I started to mouth “baby,” but it was cut short and my happiness dropped to fear. The massive canine jaws, a mess of spit and teeth, came hurtling at me and knocked me to the ground. The growling seemed to come from somewhere far, as it sank its mouth into my check and jaw. When it didn’t give, he moved to biting at my neck and violently shook his head to tear the skin loose. I didn’t fight back. I had no will to fight. I let it happen. I wondered if I had hit send, to let him know. If he knew I wasn’t gone forever, that I’d only gone for a walk. If he would know I was sorry. That I knew he was too, even if he wouldn’t say it.

Then the dog was off of me and I was still and there was a voice, but I couldn’t understand it. I was no longer angry or disappointed or scared. I wanted to hold out my hand to the dog, wherever it’d gone, let it know that it didn’t need to fear me, that I loved it regardless. I wanted to see my boyfriend. My face and neck were wet and I coughed, eyes fixated on the sky, the break through the trees. Clouds parting to let in some blue. Summer was on its way.

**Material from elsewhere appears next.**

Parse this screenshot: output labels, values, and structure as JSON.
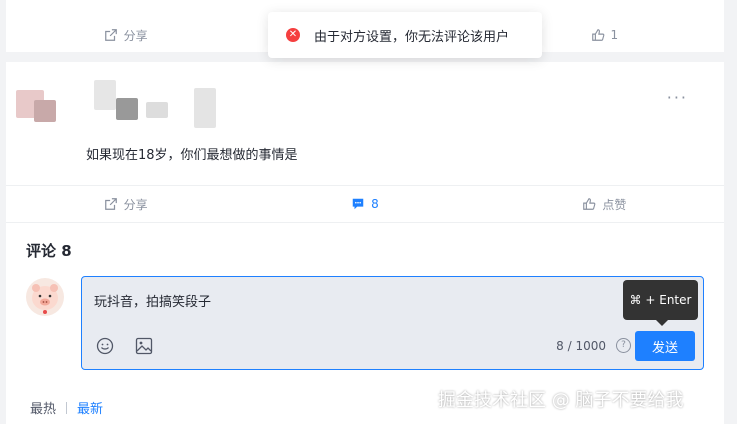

That’s really all I remember.

Now I’m here in this hospital room and the side of my face is covered in gauze and tape. I will never look the same. I don’t know yet if I’ll have to wear a mask. There’re no gifts, no balloons, no get-well cards. No one has come to see me. I don’t know where my phone is. I haven’t heard from my boyfriend. I haven’t heard from anyone. I want to say to him, “We never finished our movie.” There isn’t much pain though. The medicine’s working. But I keep thinking about the daisy in the path. Already wilting before it was crushed. Just a lone flower in a forest.


No Happy Ending

THERE’S NO HAPPY ENDING is currently available from Eraserhead Press. Buy it right here.